At 6:29 PM -0400 4/9/03, Neel Krishnaswami wrote:
>Paul Graham wrote:
>>  I think that, like species, languages will form evolutionary trees,
>>  with dead-ends branching off all over. We can see this happening
>>  already. Cobol, for all its sometime popularity, does not seem to
>>  have any intellectual descendants. It is an evolutionary dead-end--
>>  a Neanderthal language. [...]
>>  At any given time, you're probably happiest on the main branches of
>>  an evolutionary tree. Even when there were still plenty of
>>  Neanderthals, it must have sucked to be one. The Cro-Magnons would
>>  have been constantly coming over and beating you up and stealing
>>  your food.
>This is an analogy that does not quite tell the story you want it to.
>The average brain volume of Neanderthal skulls appears to be somewhat
>greater than than the average for Cro-Magnons and modern humans.
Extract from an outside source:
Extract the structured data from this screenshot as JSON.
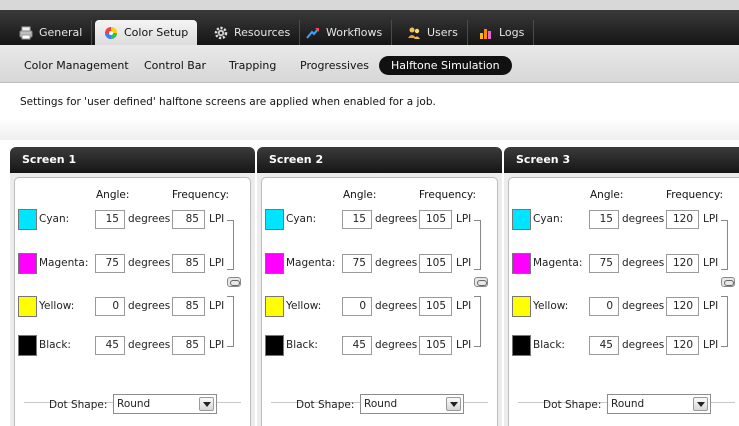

So if
>we chauvinistically assume that good languages correspond to brain
>capacity, then our analogy suggests that Lisp, ML, and the like are
>Neanderthal languages -- languages doomed to extinction, as smaller-
>brained Cro-magnon languages like Java come and out-compete the deep
>thinkers! :)

It's generally agreed that Neanderthals were as intelligent
as their contemperaneous Cro-Magnons.  And bone studies of
Neanderthal skeletons also indicate that they were probably
several times as strong as we are.  So strong, in fact,
that they didn't actually need tools to butcher animals --
they could simply tear them apart with bare hands.

It's a scary concept to think of Cobol programs running around
tearing modern program apart using its mighty features like MOVE